Never too old to learn, and never (apparently) too old not to need to. Thank you for reading. I now return you to your normal programming.

Wossup, Twitter?

A screen shot of today's @holdenweb Twitter home page
Maybe I am such an old fart that something is staring me in the face and I can't see it, but the "new Twitter" interface in its current manifestation is giving me plenty of reasons to consider usng a third-party application. Where do I enter my tweets?

January 18, 2011

Python at OSCON 2011

The OSCON organizers have asked me to help them recruit more Python talks there this year. It seems that maybe PyCon is the principal venue for those who are already using Python, but there is a vast audience of people who are interested in open source but not necessarily yet committed to Python, and such people are much more likely to attend OSCON, which runs July 25-29, to stay in touch with a range of open source technologies rather than ust Python alone.

Unlike PyCon OSCON is a full commercial conference. Tutorial speakers get help with their travel as well as an honorarium for talking, regular speakers get a free regstration. Both times I have attended I have managed to cover the majority of my costs. And, of course, OSCON is back in the wonderful city of Portland for the second year after a brief flirtation with California. It's a great place to visit, and by the time the conference comes around I hope to be living there.

If you are interested in going one further and would like to join the team that puts the Python syllabus together then drop me a line or simply make a comment here. That's another way to pay your way to OSCON!

The Future Has Arrived

So, after a very nice lunch I am sitting here typing this blog post on my MacBook Air (a device well beyond the limits of the imaginations of most of the science fiction writers of my youth) using a device which I invented three years ago, as I imagine did many other switched-on technologists.

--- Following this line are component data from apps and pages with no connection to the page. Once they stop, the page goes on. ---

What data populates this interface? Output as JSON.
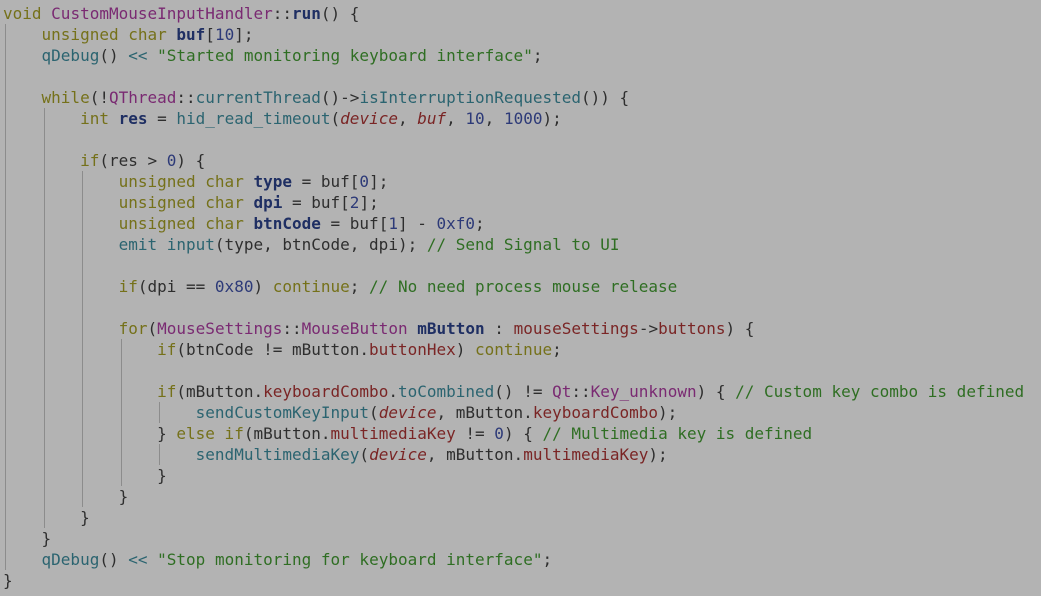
{
  "editor": {
    "background": "#b3b3b3",
    "language": "C++",
    "lines": [
      {
        "indent": 0,
        "tokens": [
          [
            "kw",
            "void "
          ],
          [
            "ty",
            "CustomMouseInputHandler"
          ],
          [
            "pl",
            "::"
          ],
          [
            "b",
            "run"
          ],
          [
            "pl",
            "() {"
          ]
        ]
      },
      {
        "indent": 1,
        "tokens": [
          [
            "kw",
            "unsigned char "
          ],
          [
            "b",
            "buf"
          ],
          [
            "pl",
            "["
          ],
          [
            "num",
            "10"
          ],
          [
            "pl",
            "];"
          ]
        ]
      },
      {
        "indent": 1,
        "tokens": [
          [
            "fn",
            "qDebug"
          ],
          [
            "pl",
            "() "
          ],
          [
            "fn",
            "<<"
          ],
          [
            "pl",
            " "
          ],
          [
            "str",
            "\"Started monitoring keyboard interface\""
          ],
          [
            "pl",
            ";"
          ]
        ]
      },
      {
        "indent": 0,
        "tokens": []
      },
      {
        "indent": 1,
        "tokens": [
          [
            "kw",
            "while"
          ],
          [
            "pl",
            "(!"
          ],
          [
            "ty",
            "QThread"
          ],
          [
            "pl",
            "::"
          ],
          [
            "fn",
            "currentThread"
          ],
          [
            "pl",
            "()->"
          ],
          [
            "fn",
            "isInterruptionRequested"
          ],
          [
            "pl",
            "()) {"
          ]
        ]
      },
      {
        "indent": 2,
        "tokens": [
          [
            "kw",
            "int "
          ],
          [
            "b",
            "res"
          ],
          [
            "pl",
            " = "
          ],
          [
            "fn",
            "hid_read_timeout"
          ],
          [
            "pl",
            "("
          ],
          [
            "it",
            "device"
          ],
          [
            "pl",
            ", "
          ],
          [
            "it",
            "buf"
          ],
          [
            "pl",
            ", "
          ],
          [
            "num",
            "10"
          ],
          [
            "pl",
            ", "
          ],
          [
            "num",
            "1000"
          ],
          [
            "pl",
            ");"
          ]
        ]
      },
      {
        "indent": 0,
        "tokens": []
      },
      {
        "indent": 2,
        "tokens": [
          [
            "kw",
            "if"
          ],
          [
            "pl",
            "(res > "
          ],
          [
            "num",
            "0"
          ],
          [
            "pl",
            ") {"
          ]
        ]
      },
      {
        "indent": 3,
        "tokens": [
          [
            "kw",
            "unsigned char "
          ],
          [
            "b",
            "type"
          ],
          [
            "pl",
            " = buf["
          ],
          [
            "num",
            "0"
          ],
          [
            "pl",
            "];"
          ]
        ]
      },
      {
        "indent": 3,
        "tokens": [
          [
            "kw",
            "unsigned char "
          ],
          [
            "b",
            "dpi"
          ],
          [
            "pl",
            " = buf["
          ],
          [
            "num",
            "2"
          ],
          [
            "pl",
            "];"
          ]
        ]
      },
      {
        "indent": 3,
        "tokens": [
          [
            "kw",
            "unsigned char "
          ],
          [
            "b",
            "btnCode"
          ],
          [
            "pl",
            " = buf["
          ],
          [
            "num",
            "1"
          ],
          [
            "pl",
            "] - "
          ],
          [
            "num",
            "0xf0"
          ],
          [
            "pl",
            ";"
          ]
        ]
      },
      {
        "indent": 3,
        "tokens": [
          [
            "fn",
            "emit input"
          ],
          [
            "pl",
            "(type, btnCode, dpi); "
          ],
          [
            "cm",
            "// Send Signal to UI"
          ]
        ]
      },
      {
        "indent": 0,
        "tokens": []
      },
      {
        "indent": 3,
        "tokens": [
          [
            "kw",
            "if"
          ],
          [
            "pl",
            "(dpi == "
          ],
          [
            "num",
            "0x80"
          ],
          [
            "pl",
            ") "
          ],
          [
            "kw",
            "continue"
          ],
          [
            "pl",
            "; "
          ],
          [
            "cm",
            "// No need process mouse release"
          ]
        ]
      },
      {
        "indent": 0,
        "tokens": []
      },
      {
        "indent": 3,
        "tokens": [
          [
            "kw",
            "for"
          ],
          [
            "pl",
            "("
          ],
          [
            "ty",
            "MouseSettings"
          ],
          [
            "pl",
            "::"
          ],
          [
            "ty",
            "MouseButton "
          ],
          [
            "b",
            "mButton"
          ],
          [
            "pl",
            " : "
          ],
          [
            "mem",
            "mouseSettings"
          ],
          [
            "pl",
            "->"
          ],
          [
            "mem",
            "buttons"
          ],
          [
            "pl",
            ") {"
          ]
        ]
      },
      {
        "indent": 4,
        "tokens": [
          [
            "kw",
            "if"
          ],
          [
            "pl",
            "(btnCode != mButton."
          ],
          [
            "mem",
            "buttonHex"
          ],
          [
            "pl",
            ") "
          ],
          [
            "kw",
            "continue"
          ],
          [
            "pl",
            ";"
          ]
        ]
      },
      {
        "indent": 0,
        "tokens": []
      },
      {
        "indent": 4,
        "tokens": [
          [
            "kw",
            "if"
          ],
          [
            "pl",
            "(mButton."
          ],
          [
            "mem",
            "keyboardCombo"
          ],
          [
            "pl",
            "."
          ],
          [
            "fn",
            "toCombined"
          ],
          [
            "pl",
            "() != "
          ],
          [
            "ty",
            "Qt"
          ],
          [
            "pl",
            "::"
          ],
          [
            "ty",
            "Key_unknown"
          ],
          [
            "pl",
            ") { "
          ],
          [
            "cm",
            "// Custom key combo is defined"
          ]
        ]
      },
      {
        "indent": 5,
        "tokens": [
          [
            "fn",
            "sendCustomKeyInput"
          ],
          [
            "pl",
            "("
          ],
          [
            "it",
            "device"
          ],
          [
            "pl",
            ", mButton."
          ],
          [
            "mem",
            "keyboardCombo"
          ],
          [
            "pl",
            ");"
          ]
        ]
      },
      {
        "indent": 4,
        "tokens": [
          [
            "pl",
            "} "
          ],
          [
            "kw",
            "else if"
          ],
          [
            "pl",
            "(mButton."
          ],
          [
            "mem",
            "multimediaKey"
          ],
          [
            "pl",
            " != "
          ],
          [
            "num",
            "0"
          ],
          [
            "pl",
            ") { "
          ],
          [
            "cm",
            "// Multimedia key is defined"
          ]
        ]
      },
      {
        "indent": 5,
        "tokens": [
          [
            "fn",
            "sendMultimediaKey"
          ],
          [
            "pl",
            "("
          ],
          [
            "it",
            "device"
          ],
          [
            "pl",
            ", mButton."
          ],
          [
            "mem",
            "multimediaKey"
          ],
          [
            "pl",
            ");"
          ]
        ]
      },
      {
        "indent": 4,
        "tokens": [
          [
            "pl",
            "}"
          ]
        ]
      },
      {
        "indent": 3,
        "tokens": [
          [
            "pl",
            "}"
          ]
        ]
      },
      {
        "indent": 2,
        "tokens": [
          [
            "pl",
            "}"
          ]
        ]
      },
      {
        "indent": 1,
        "tokens": [
          [
            "pl",
            "}"
          ]
        ]
      },
      {
        "indent": 1,
        "tokens": [
          [
            "fn",
            "qDebug"
          ],
          [
            "pl",
            "() "
          ],
          [
            "fn",
            "<<"
          ],
          [
            "pl",
            " "
          ],
          [
            "str",
            "\"Stop monitoring for keyboard interface\""
          ],
          [
            "pl",
            ";"
          ]
        ]
      },
      {
        "indent": 0,
        "tokens": [
          [
            "pl",
            "}"
          ]
        ]
      }
    ],
    "guides": [
      [],
      [
        0
      ],
      [
        0
      ],
      [
        0
      ],
      [
        0
      ],
      [
        0,
        1
      ],
      [
        0,
        1
      ],
      [
        0,
        1
      ],
      [
        0,
        1,
        2
      ],
      [
        0,
        1,
        2
      ],
      [
        0,
        1,
        2
      ],
      [
        0,
        1,
        2
      ],
      [
        0,
        1,
        2
      ],
      [
        0,
        1,
        2
      ],
      [
        0,
        1,
        2
      ],
      [
        0,
        1,
        2
      ],
      [
        0,
        1,
        2,
        3
      ],
      [
        0,
        1,
        2,
        3
      ],
      [
        0,
        1,
        2,
        3
      ],
      [
        0,
        1,
        2,
        3,
        4
      ],
      [
        0,
        1,
        2,
        3
      ],
      [
        0,
        1,
        2,
        3,
        4
      ],
      [
        0,
        1,
        2,
        3
      ],
      [
        0,
        1,
        2
      ],
      [
        0,
        1
      ],
      [
        0
      ],
      [
        0
      ],
      []
    ]
  }
}
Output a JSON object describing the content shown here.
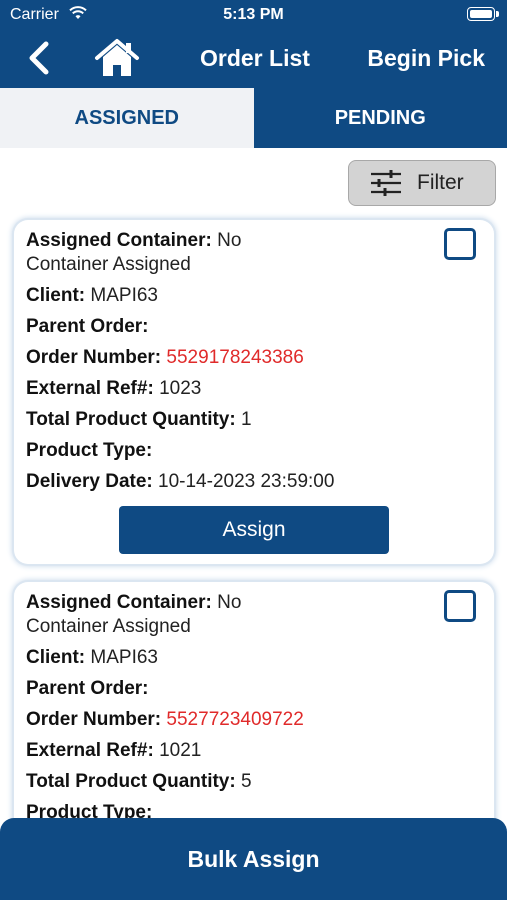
{
  "status": {
    "carrier": "Carrier",
    "time": "5:13 PM"
  },
  "header": {
    "title": "Order List",
    "begin_pick": "Begin Pick"
  },
  "tabs": [
    {
      "label": "ASSIGNED"
    },
    {
      "label": "PENDING"
    }
  ],
  "filter": {
    "label": "Filter"
  },
  "labels": {
    "assigned_container": "Assigned Container:",
    "client": "Client:",
    "parent_order": "Parent Order:",
    "order_number": "Order Number:",
    "external_ref": "External Ref#:",
    "total_qty": "Total Product Quantity:",
    "product_type": "Product Type:",
    "delivery_date": "Delivery Date:"
  },
  "orders": [
    {
      "container_line1": "No",
      "container_line2": "Container Assigned",
      "client": "MAPI63",
      "parent_order": "",
      "order_number": "5529178243386",
      "external_ref": "1023",
      "total_qty": "1",
      "product_type": "",
      "delivery_date": "10-14-2023 23:59:00",
      "assign_label": "Assign"
    },
    {
      "container_line1": "No",
      "container_line2": "Container Assigned",
      "client": "MAPI63",
      "parent_order": "",
      "order_number": "5527723409722",
      "external_ref": "1021",
      "total_qty": "5",
      "product_type": ""
    }
  ],
  "bulk_assign": "Bulk Assign",
  "colors": {
    "primary": "#0f4a83",
    "order_number": "#e02a2a",
    "tab_active_bg": "#f0f2f5"
  },
  "icons": [
    "back-chevron-icon",
    "home-icon",
    "filter-sliders-icon",
    "checkbox-icon"
  ]
}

Fortunately unlike most of us Novatel wireless went a bit further and actually built what Verizon are marketing as the "MiFi". It's a device about the size of a credit card and maybe just over a quarter of an inch thick incorporating a cellular broadband wireless router and an 802.11b/g wireless interface.

So to get Internet-connected all I have to do is switch it on (the only control is an on/off switch) and my laptop associates with it and is immediately connected to the 'Net. Not only that but the connection can be shared by up to five wireless devices, so my lucky pals will also be able to take advantage of the connectivity.

As far as I can see the MiFi is a sensible little device that is destined to become the preferred way of accessing the Internet. I hope that coupled with solar chargers it might also help African and other less-developed nations to build a viable Internet infrastructure (not that this will necessarily be their most urgent need).

Quite where this leaves the plans to enforce an Internet ban on copyright offenders in the various jurisdictions of the world I have no real idea. Technology sometimes makes fools of those who would control it, and it is only a matter of time before the MiFi or something similar is available as a "pay as you go" service to all comers.

Equal-opportunity (network neutrality) is an excellent ideal. The problem is with those who would abuse their power to change the laws unfairly to their own advantage, and those who stand idly by as their rights are eroded. The Electronic Frontier Foundation is celebrating its 20th anniversary in 2011. Celebrate the new year by joining the EFF or at least making a donation!